**Excerpts from an interface dataset**
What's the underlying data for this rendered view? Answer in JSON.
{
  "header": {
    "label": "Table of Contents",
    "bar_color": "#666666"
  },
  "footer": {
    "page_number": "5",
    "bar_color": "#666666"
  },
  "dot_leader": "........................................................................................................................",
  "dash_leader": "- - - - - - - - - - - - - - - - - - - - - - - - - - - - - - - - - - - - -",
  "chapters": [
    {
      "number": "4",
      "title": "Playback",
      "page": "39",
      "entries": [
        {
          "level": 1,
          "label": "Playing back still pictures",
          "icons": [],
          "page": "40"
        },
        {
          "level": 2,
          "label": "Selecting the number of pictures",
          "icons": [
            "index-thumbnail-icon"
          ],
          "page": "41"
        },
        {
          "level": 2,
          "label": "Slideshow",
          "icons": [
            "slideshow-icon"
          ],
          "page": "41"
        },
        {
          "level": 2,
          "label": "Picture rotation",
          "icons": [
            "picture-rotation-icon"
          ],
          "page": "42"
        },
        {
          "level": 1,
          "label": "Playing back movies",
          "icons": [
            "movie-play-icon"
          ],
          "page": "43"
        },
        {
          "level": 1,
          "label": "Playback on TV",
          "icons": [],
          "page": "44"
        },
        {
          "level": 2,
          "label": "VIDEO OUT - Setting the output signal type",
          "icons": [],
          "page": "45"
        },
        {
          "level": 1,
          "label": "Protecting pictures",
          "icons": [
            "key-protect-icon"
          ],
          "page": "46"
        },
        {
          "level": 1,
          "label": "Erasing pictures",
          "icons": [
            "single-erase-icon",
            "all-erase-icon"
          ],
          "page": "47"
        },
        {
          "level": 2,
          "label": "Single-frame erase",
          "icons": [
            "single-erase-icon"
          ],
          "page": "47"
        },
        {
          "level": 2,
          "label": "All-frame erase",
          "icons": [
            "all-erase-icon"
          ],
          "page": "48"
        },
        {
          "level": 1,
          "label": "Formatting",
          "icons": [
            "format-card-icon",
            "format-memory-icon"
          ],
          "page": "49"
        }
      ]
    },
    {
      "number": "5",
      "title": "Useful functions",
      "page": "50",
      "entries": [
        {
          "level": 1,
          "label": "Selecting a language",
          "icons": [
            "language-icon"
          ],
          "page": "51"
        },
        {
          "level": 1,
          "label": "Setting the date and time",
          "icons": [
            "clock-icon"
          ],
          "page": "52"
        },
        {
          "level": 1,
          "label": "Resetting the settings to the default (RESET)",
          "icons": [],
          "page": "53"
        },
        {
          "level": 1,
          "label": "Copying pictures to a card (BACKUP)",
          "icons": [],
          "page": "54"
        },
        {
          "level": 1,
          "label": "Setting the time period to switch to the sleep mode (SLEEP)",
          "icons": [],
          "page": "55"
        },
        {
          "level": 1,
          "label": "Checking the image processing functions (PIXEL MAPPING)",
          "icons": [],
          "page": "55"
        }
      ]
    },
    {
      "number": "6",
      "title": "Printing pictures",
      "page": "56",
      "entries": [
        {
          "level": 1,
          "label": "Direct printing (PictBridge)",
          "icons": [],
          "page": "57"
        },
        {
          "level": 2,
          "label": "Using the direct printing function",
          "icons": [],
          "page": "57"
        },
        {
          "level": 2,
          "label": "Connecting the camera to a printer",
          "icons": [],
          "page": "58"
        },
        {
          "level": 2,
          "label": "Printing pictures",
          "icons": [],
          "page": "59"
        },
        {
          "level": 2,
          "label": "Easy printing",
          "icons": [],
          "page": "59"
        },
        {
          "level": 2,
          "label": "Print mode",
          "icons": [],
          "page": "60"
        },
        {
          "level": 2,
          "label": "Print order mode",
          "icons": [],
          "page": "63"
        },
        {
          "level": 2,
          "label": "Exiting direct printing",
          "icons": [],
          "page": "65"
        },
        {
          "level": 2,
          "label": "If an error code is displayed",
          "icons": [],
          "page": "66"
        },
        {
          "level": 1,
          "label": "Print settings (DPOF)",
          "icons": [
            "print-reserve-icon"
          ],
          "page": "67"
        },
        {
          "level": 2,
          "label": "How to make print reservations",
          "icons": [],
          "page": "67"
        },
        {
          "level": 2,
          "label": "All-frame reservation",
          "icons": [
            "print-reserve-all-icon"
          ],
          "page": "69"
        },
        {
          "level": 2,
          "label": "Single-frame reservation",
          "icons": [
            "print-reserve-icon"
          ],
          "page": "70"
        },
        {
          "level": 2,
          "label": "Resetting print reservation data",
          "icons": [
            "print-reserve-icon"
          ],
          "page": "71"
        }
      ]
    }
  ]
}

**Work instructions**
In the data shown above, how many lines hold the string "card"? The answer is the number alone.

**Response to the exercise**
2